• [Exercise instructions] Give back all of the data, word for word.

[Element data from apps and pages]

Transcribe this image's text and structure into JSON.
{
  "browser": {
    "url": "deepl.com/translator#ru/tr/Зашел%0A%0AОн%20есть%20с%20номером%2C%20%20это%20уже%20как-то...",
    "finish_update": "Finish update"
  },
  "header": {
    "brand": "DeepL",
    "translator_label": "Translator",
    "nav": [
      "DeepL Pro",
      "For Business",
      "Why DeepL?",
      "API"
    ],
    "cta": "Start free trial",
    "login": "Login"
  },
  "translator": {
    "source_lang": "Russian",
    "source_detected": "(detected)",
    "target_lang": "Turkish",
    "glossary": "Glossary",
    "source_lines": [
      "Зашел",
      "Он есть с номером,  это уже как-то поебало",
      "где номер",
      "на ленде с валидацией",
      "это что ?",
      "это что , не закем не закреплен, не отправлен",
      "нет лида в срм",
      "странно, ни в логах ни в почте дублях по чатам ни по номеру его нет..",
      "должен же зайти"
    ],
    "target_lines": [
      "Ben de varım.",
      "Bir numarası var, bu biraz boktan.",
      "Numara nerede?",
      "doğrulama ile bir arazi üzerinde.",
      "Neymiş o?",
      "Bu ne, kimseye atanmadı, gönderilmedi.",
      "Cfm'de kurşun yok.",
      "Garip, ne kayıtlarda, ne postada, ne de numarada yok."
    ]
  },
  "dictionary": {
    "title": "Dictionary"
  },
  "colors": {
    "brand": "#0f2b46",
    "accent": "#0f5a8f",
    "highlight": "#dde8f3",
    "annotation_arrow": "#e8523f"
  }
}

• [Exercise output]
Transcribe this image's text and structure into JSON.
{
  "browser": {
    "url": "deepl.com/translator#ru/tr/Зашел%0A%0AОн%20есть%20с%20номером%2C%20%20это%20уже%20как-то...",
    "finish_update": "Finish update"
  },
  "header": {
    "brand": "DeepL",
    "translator_label": "Translator",
    "nav": [
      "DeepL Pro",
      "For Business",
      "Why DeepL?",
      "API"
    ],
    "cta": "Start free trial",
    "login": "Login"
  },
  "translator": {
    "source_lang": "Russian",
    "source_detected": "(detected)",
    "target_lang": "Turkish",
    "glossary": "Glossary",
    "source_lines": [
      "Зашел",
      "Он есть с номером,  это уже как-то поебало",
      "где номер",
      "на ленде с валидацией",
      "это что ?",
      "это что , не закем не закреплен, не отправлен",
      "нет лида в срм",
      "странно, ни в логах ни в почте дублях по чатам ни по номеру его нет..",
      "должен же зайти"
    ],
    "target_lines": [
      "Ben de varım.",
      "Bir numarası var, bu biraz boktan.",
      "Numara nerede?",
      "doğrulama ile bir arazi üzerinde.",
      "Neymiş o?",
      "Bu ne, kimseye atanmadı, gönderilmedi.",
      "Cfm'de kurşun yok.",
      "Garip, ne kayıtlarda, ne postada, ne de numarada yok."
    ]
  },
  "dictionary": {
    "title": "Dictionary"
  },
  "colors": {
    "brand": "#0f2b46",
    "accent": "#0f5a8f",
    "highlight": "#dde8f3",
    "annotation_arrow": "#e8523f"
  }
}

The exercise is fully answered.